Researchers use our
technologies in their quest
to cure diseases like cancer,
HIV, and Parkinson’s
Gene-Editing Therapies for Parkinson’s Disease
Parkinson’s disease is associated with the accumulation of alpha-synuclein aggregates in dopaminergic neurons of the substantia nigra pars compacta, leading to cell death, and resulting loss of motor control.
Our scientists developed a method for treating Parkinson’s disease by editing the gene that encodes alpha-synuclein to prevent aggregation of the encoded protein in affected cells.
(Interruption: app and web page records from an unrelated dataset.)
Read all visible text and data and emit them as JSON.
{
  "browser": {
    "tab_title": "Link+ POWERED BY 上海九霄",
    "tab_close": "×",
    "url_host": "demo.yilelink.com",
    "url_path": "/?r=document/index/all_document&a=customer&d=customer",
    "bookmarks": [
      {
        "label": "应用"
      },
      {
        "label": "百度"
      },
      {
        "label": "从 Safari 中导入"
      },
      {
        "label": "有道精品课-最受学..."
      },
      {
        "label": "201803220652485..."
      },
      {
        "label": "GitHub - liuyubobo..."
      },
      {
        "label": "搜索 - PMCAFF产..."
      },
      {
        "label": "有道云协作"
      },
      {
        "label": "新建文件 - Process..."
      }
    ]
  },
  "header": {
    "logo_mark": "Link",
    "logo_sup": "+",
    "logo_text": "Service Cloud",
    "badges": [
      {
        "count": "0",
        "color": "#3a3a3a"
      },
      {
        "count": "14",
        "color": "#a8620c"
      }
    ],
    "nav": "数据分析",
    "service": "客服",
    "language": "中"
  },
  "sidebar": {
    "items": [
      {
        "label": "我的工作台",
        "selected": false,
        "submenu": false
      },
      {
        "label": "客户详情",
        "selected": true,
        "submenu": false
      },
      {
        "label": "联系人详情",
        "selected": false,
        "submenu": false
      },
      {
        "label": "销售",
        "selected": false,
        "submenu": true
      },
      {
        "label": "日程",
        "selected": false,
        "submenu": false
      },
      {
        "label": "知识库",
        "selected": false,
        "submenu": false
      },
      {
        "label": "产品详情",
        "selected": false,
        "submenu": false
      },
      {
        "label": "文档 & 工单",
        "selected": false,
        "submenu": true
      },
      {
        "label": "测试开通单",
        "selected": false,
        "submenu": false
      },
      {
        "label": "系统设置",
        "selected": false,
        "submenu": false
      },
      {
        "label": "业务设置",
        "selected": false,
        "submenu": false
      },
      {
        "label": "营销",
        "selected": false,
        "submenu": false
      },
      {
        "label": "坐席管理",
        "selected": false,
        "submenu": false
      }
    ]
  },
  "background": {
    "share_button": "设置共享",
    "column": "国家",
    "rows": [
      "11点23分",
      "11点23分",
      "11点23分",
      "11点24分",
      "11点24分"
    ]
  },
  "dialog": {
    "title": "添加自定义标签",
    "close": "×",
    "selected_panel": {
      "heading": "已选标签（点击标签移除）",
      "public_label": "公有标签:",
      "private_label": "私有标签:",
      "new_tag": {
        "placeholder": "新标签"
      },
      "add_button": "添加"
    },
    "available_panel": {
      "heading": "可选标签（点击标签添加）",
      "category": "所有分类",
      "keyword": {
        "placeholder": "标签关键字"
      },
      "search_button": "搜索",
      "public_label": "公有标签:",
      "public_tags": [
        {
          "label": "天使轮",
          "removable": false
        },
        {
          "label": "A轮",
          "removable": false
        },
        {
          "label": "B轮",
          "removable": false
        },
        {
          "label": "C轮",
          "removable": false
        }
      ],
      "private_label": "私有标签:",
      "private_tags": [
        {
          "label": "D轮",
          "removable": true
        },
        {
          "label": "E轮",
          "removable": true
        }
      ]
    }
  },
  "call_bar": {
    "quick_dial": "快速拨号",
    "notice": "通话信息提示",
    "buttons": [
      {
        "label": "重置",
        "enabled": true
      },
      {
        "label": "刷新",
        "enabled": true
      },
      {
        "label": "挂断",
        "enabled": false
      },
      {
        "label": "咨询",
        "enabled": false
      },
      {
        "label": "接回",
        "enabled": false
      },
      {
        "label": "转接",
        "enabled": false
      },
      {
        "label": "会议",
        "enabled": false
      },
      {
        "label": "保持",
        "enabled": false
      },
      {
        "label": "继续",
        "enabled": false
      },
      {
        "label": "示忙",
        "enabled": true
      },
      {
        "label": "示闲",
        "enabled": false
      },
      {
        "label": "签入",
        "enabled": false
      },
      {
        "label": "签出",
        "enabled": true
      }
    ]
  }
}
Gene-Editing Therapies for Parkinson’s Disease is protected by two pending U.S. patents (with additional patents pending in other countries).
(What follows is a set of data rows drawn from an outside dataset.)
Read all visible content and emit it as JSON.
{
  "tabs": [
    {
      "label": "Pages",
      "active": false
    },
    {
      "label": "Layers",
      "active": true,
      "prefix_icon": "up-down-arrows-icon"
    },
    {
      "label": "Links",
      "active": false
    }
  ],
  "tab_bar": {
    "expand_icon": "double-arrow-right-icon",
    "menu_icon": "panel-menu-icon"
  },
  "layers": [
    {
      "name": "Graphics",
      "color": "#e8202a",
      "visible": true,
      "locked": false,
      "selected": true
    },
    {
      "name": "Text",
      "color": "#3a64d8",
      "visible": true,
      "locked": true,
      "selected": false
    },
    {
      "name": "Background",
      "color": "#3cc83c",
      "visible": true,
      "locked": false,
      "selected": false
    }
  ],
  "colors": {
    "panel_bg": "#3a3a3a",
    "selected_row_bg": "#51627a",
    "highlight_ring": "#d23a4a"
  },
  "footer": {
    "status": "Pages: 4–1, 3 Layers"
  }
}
- Employ multiple therapeutic strategies – monoallelic or biallelic inactivation of alpha-synuclein in vulnerable cells, altering alpha-synuclein mRNA splicing to generate non-aggregating forms by ablating splice acceptor/donor sites, etc.
- Combine with Factor’s Chromatin Context-Sensitive Gene-Editing Endonuclease for high-specificity in vivo gene editing
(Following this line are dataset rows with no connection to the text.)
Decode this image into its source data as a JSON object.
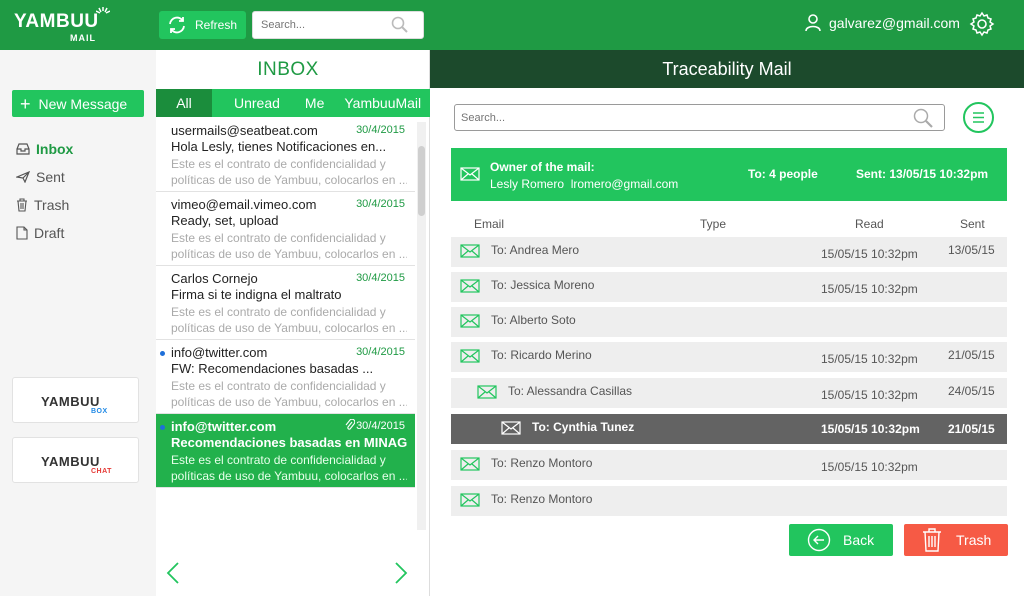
{
  "brand": {
    "logo_main": "YAMBUU",
    "logo_sub": "MAIL"
  },
  "toolbar": {
    "refresh_label": "Refresh",
    "search_placeholder": "Search..."
  },
  "user": {
    "email": "galvarez@gmail.com"
  },
  "sidebar": {
    "new_message_label": "New Message",
    "items": [
      {
        "label": "Inbox",
        "icon": "inbox-icon",
        "active": true
      },
      {
        "label": "Sent",
        "icon": "send-icon",
        "active": false
      },
      {
        "label": "Trash",
        "icon": "trash-icon",
        "active": false
      },
      {
        "label": "Draft",
        "icon": "draft-icon",
        "active": false
      }
    ],
    "apps": [
      {
        "name": "YAMBUU",
        "sub": "BOX",
        "color": "#1e88e5"
      },
      {
        "name": "YAMBUU",
        "sub": "CHAT",
        "color": "#e53935"
      }
    ]
  },
  "inbox": {
    "title": "INBOX",
    "tabs": [
      "All",
      "Unread",
      "Me",
      "YambuuMail"
    ],
    "messages": [
      {
        "from": "usermails@seatbeat.com",
        "date": "30/4/2015",
        "subject": "Hola Lesly, tienes Notificaciones en...",
        "preview1": "Este es el contrato de confidencialidad y",
        "preview2": "políticas de uso de Yambuu, colocarlos en ..."
      },
      {
        "from": "vimeo@email.vimeo.com",
        "date": "30/4/2015",
        "subject": "Ready, set, upload",
        "preview1": "Este es el contrato de confidencialidad y",
        "preview2": "políticas de uso de Yambuu, colocarlos en ..."
      },
      {
        "from": "Carlos Cornejo",
        "date": "30/4/2015",
        "subject": "Firma si te indigna el maltrato",
        "preview1": "Este es el contrato de confidencialidad y",
        "preview2": "políticas de uso de Yambuu, colocarlos en ..."
      },
      {
        "from": "info@twitter.com",
        "date": "30/4/2015",
        "subject": "FW: Recomendaciones basadas ...",
        "preview1": "Este es el contrato de confidencialidad y",
        "preview2": "políticas de uso de Yambuu, colocarlos en ..."
      },
      {
        "from": "info@twitter.com",
        "date": "30/4/2015",
        "subject": "Recomendaciones basadas en MINAGRI",
        "preview1": "Este es el contrato de confidencialidad y",
        "preview2": "políticas de uso de Yambuu, colocarlos en ..."
      }
    ]
  },
  "trace": {
    "title": "Traceability Mail",
    "search_placeholder": "Search...",
    "owner_title": "Owner of the mail:",
    "owner_name": "Lesly Romero",
    "owner_email": "lromero@gmail.com",
    "to_summary": "To: 4 people",
    "sent_label": "Sent:",
    "sent_value": "13/05/15  10:32pm",
    "columns": {
      "email": "Email",
      "type": "Type",
      "read": "Read",
      "sent": "Sent"
    },
    "rows": [
      {
        "to": "To: Andrea Mero",
        "read": "15/05/15  10:32pm",
        "sent": "13/05/15"
      },
      {
        "to": "To: Jessica Moreno",
        "read": "15/05/15  10:32pm",
        "sent": ""
      },
      {
        "to": "To: Alberto Soto",
        "read": "",
        "sent": ""
      },
      {
        "to": "To: Ricardo Merino",
        "read": "15/05/15  10:32pm",
        "sent": "21/05/15"
      },
      {
        "to": "To: Alessandra Casillas",
        "read": "15/05/15  10:32pm",
        "sent": "24/05/15"
      },
      {
        "to": "To: Cynthia Tunez",
        "read": "15/05/15  10:32pm",
        "sent": "21/05/15"
      },
      {
        "to": "To: Renzo Montoro",
        "read": "15/05/15  10:32pm",
        "sent": ""
      },
      {
        "to": "To: Renzo Montoro",
        "read": "",
        "sent": ""
      }
    ],
    "back_label": "Back",
    "trash_label": "Trash"
  },
  "colors": {
    "brand_green": "#1f9a44",
    "accent_green": "#22c55e",
    "dark_header": "#1c4a2c",
    "danger": "#f65a45",
    "selected_row": "#636363"
  }
}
- Combine with Factor’s ToRNAdo™ Nucleic-Acid Delivery System for high efficiency in vivo delivery – proven delivery to brain in vivo